**Source data:**
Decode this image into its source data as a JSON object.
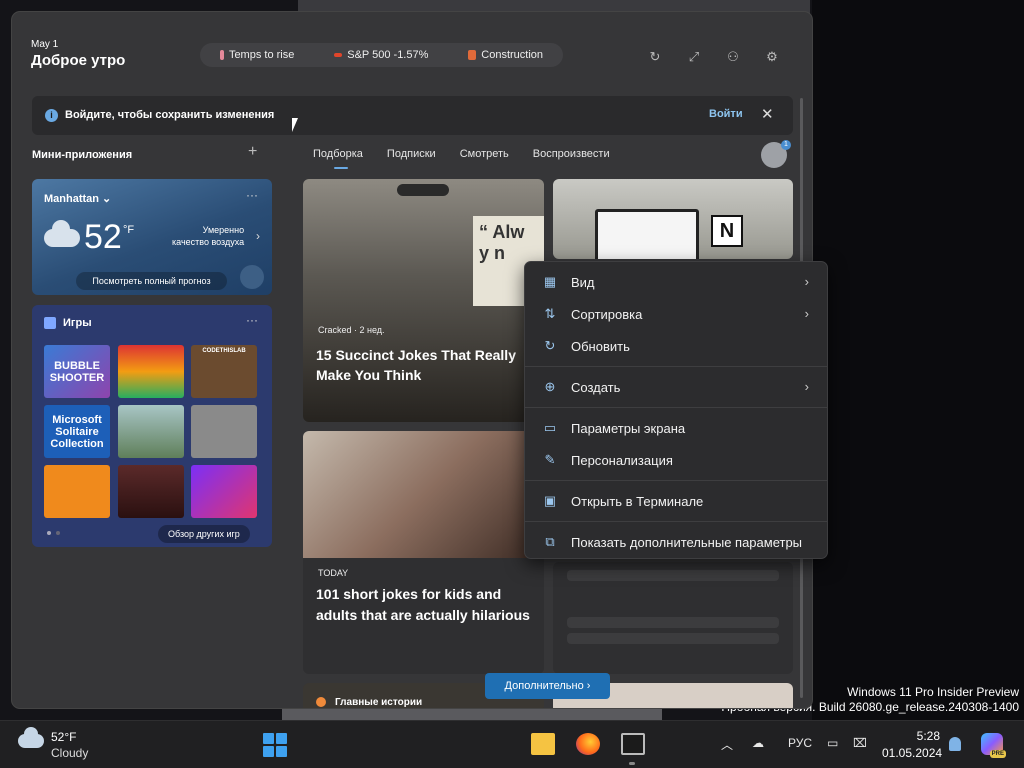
{
  "header": {
    "date": "May 1",
    "greeting": "Доброе утро",
    "chips": [
      "Temps to rise",
      "S&P 500 -1.57%",
      "Construction"
    ]
  },
  "signin_banner": {
    "message": "Войдите, чтобы сохранить изменения",
    "login_label": "Войти"
  },
  "widgets": {
    "title": "Мини-приложения",
    "weather": {
      "city": "Manhattan",
      "temp": "52",
      "unit": "°F",
      "air_quality_line1": "Умеренно",
      "air_quality_line2": "качество воздуха",
      "forecast_label": "Посмотреть полный прогноз"
    },
    "games": {
      "title": "Игры",
      "tiles": [
        "BUBBLE SHOOTER",
        "",
        "CODETHISLAB",
        "Microsoft Solitaire Collection",
        "",
        "",
        "",
        "",
        ""
      ],
      "more_label": "Обзор других игр"
    }
  },
  "feed": {
    "tabs": [
      "Подборка",
      "Подписки",
      "Смотреть",
      "Воспроизвести"
    ],
    "cards": [
      {
        "source": "Cracked · 2 нед.",
        "title": "15 Succinct Jokes That Really Make You Think",
        "quote": "“ Alw y n"
      },
      {
        "source": "TODAY",
        "title": "101 short jokes for kids and adults that are actually hilarious"
      },
      {
        "source": "Главные истории"
      }
    ],
    "more_label": "Дополнительно"
  },
  "context_menu": {
    "items": [
      {
        "label": "Вид",
        "icon": "grid-icon",
        "submenu": true
      },
      {
        "label": "Сортировка",
        "icon": "sort-icon",
        "submenu": true
      },
      {
        "label": "Обновить",
        "icon": "refresh-icon",
        "submenu": false
      },
      {
        "label": "Создать",
        "icon": "plus-circle-icon",
        "submenu": true
      },
      {
        "label": "Параметры экрана",
        "icon": "display-icon",
        "submenu": false
      },
      {
        "label": "Персонализация",
        "icon": "brush-icon",
        "submenu": false
      },
      {
        "label": "Открыть в Терминале",
        "icon": "terminal-icon",
        "submenu": false
      },
      {
        "label": "Показать дополнительные параметры",
        "icon": "expand-icon",
        "submenu": false
      }
    ]
  },
  "watermark": {
    "line1": "Windows 11 Pro Insider Preview",
    "line2": "Пробная версия. Build 26080.ge_release.240308-1400"
  },
  "taskbar": {
    "weather_temp": "52°F",
    "weather_cond": "Cloudy",
    "lang": "РУС",
    "time": "5:28",
    "date": "01.05.2024",
    "copilot_badge": "PRE"
  }
}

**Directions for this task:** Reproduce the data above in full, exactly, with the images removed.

**Completed exercise:**
Decode this image into its source data as a JSON object.
{
  "header": {
    "date": "May 1",
    "greeting": "Доброе утро",
    "chips": [
      "Temps to rise",
      "S&P 500 -1.57%",
      "Construction"
    ]
  },
  "signin_banner": {
    "message": "Войдите, чтобы сохранить изменения",
    "login_label": "Войти"
  },
  "widgets": {
    "title": "Мини-приложения",
    "weather": {
      "city": "Manhattan",
      "temp": "52",
      "unit": "°F",
      "air_quality_line1": "Умеренно",
      "air_quality_line2": "качество воздуха",
      "forecast_label": "Посмотреть полный прогноз"
    },
    "games": {
      "title": "Игры",
      "tiles": [
        "BUBBLE SHOOTER",
        "",
        "CODETHISLAB",
        "Microsoft Solitaire Collection",
        "",
        "",
        "",
        "",
        ""
      ],
      "more_label": "Обзор других игр"
    }
  },
  "feed": {
    "tabs": [
      "Подборка",
      "Подписки",
      "Смотреть",
      "Воспроизвести"
    ],
    "cards": [
      {
        "source": "Cracked · 2 нед.",
        "title": "15 Succinct Jokes That Really Make You Think",
        "quote": "“ Alw y n"
      },
      {
        "source": "TODAY",
        "title": "101 short jokes for kids and adults that are actually hilarious"
      },
      {
        "source": "Главные истории"
      }
    ],
    "more_label": "Дополнительно"
  },
  "context_menu": {
    "items": [
      {
        "label": "Вид",
        "icon": "grid-icon",
        "submenu": true
      },
      {
        "label": "Сортировка",
        "icon": "sort-icon",
        "submenu": true
      },
      {
        "label": "Обновить",
        "icon": "refresh-icon",
        "submenu": false
      },
      {
        "label": "Создать",
        "icon": "plus-circle-icon",
        "submenu": true
      },
      {
        "label": "Параметры экрана",
        "icon": "display-icon",
        "submenu": false
      },
      {
        "label": "Персонализация",
        "icon": "brush-icon",
        "submenu": false
      },
      {
        "label": "Открыть в Терминале",
        "icon": "terminal-icon",
        "submenu": false
      },
      {
        "label": "Показать дополнительные параметры",
        "icon": "expand-icon",
        "submenu": false
      }
    ]
  },
  "watermark": {
    "line1": "Windows 11 Pro Insider Preview",
    "line2": "Пробная версия. Build 26080.ge_release.240308-1400"
  },
  "taskbar": {
    "weather_temp": "52°F",
    "weather_cond": "Cloudy",
    "lang": "РУС",
    "time": "5:28",
    "date": "01.05.2024",
    "copilot_badge": "PRE"
  }
}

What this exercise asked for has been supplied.